By Rieva Lesonsky
Luxury isn’t what it used to be. A study on “The New Luxury” from market research firm IBISWorld reports affluent consumers are spending more-but their luxury purchases are a little less, well, luxurious.
These affluent consumers, says IBISWorld, are more price-conscious than they were pre-recession, so while they are “loosening their purse strings,” they “have opted for more subdued, conscientious and functional versions of luxury.”
Some industries have benefitted from this new focus, notably “flash sale” websites such as Gilt, Joss & Main, and One Kings Lane. Just the other day Fab.com, a design-focused flash sale site, raised $105 million in a new round of funding.
Of course, also reaping the rewards of this new focus are daily deal sites like Groupon and Living Social. In fact IBISWorld reports that while there were only four daily deal websites in 2007, there are nearly 650 today.
Last year I wrote about “frugality fatigue” and how Americans were starting to indulge again, but in smaller doses. This was reflected in the uptick in business experienced by (and IBISWorld’s statistics verify this) day spas and nail salons, which IBISWorld calls “nearly recession-proof” industries, and the emergence of new services like blow-dry hair salons. (We’ve written about those in previous TrendCasts, which can be found on our website.) Much of the increased business comes at the expense of higher-priced luxury spas.
Essentially, in this age of personalization (another hot trend), luxury is in the eye of the beholder. Consumers are “indulging” in lipstick, nail polish, organic food and “exotic” chocolate.
If you currently sell high-end goods, consider spinning off a lower-priced product line, or a daily price-breaking offering.

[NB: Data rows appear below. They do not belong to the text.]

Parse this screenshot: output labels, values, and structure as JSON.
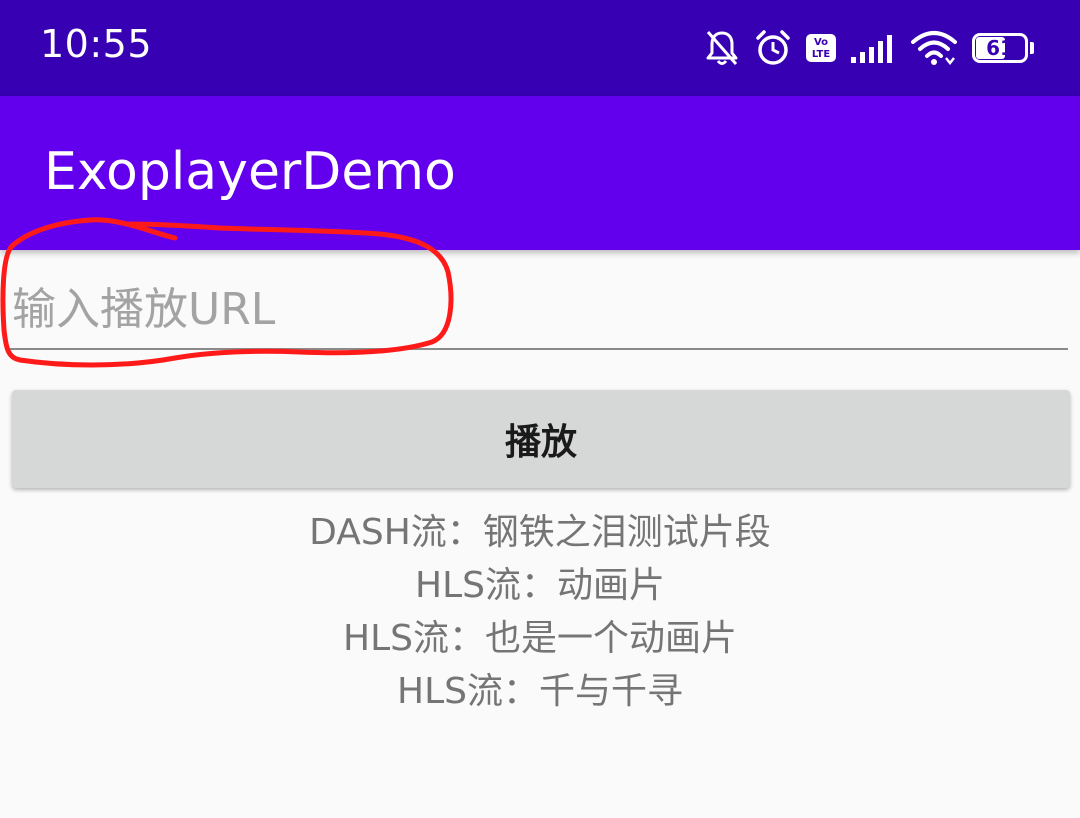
{
  "status_bar": {
    "time": "10:55",
    "icons": [
      "bell-off-icon",
      "alarm-icon",
      "volte-icon",
      "signal-icon",
      "wifi-icon",
      "battery-icon"
    ],
    "volte_text": "Vo LTE",
    "battery_level": "61",
    "background": "#3700b3"
  },
  "app_bar": {
    "title": "ExoplayerDemo",
    "background": "#6200ee"
  },
  "url_input": {
    "placeholder": "输入播放URL",
    "value": ""
  },
  "play_button": {
    "label": "播放"
  },
  "streams": [
    {
      "label": "DASH流：钢铁之泪测试片段"
    },
    {
      "label": "HLS流：动画片"
    },
    {
      "label": "HLS流：也是一个动画片"
    },
    {
      "label": "HLS流：千与千寻"
    }
  ],
  "annotation": {
    "color": "#ff1a1a",
    "shape": "hand-drawn-circle-around-url-input"
  }
}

All entrepreneurs need to realize that consumers want to spend less, yet not feel deprived.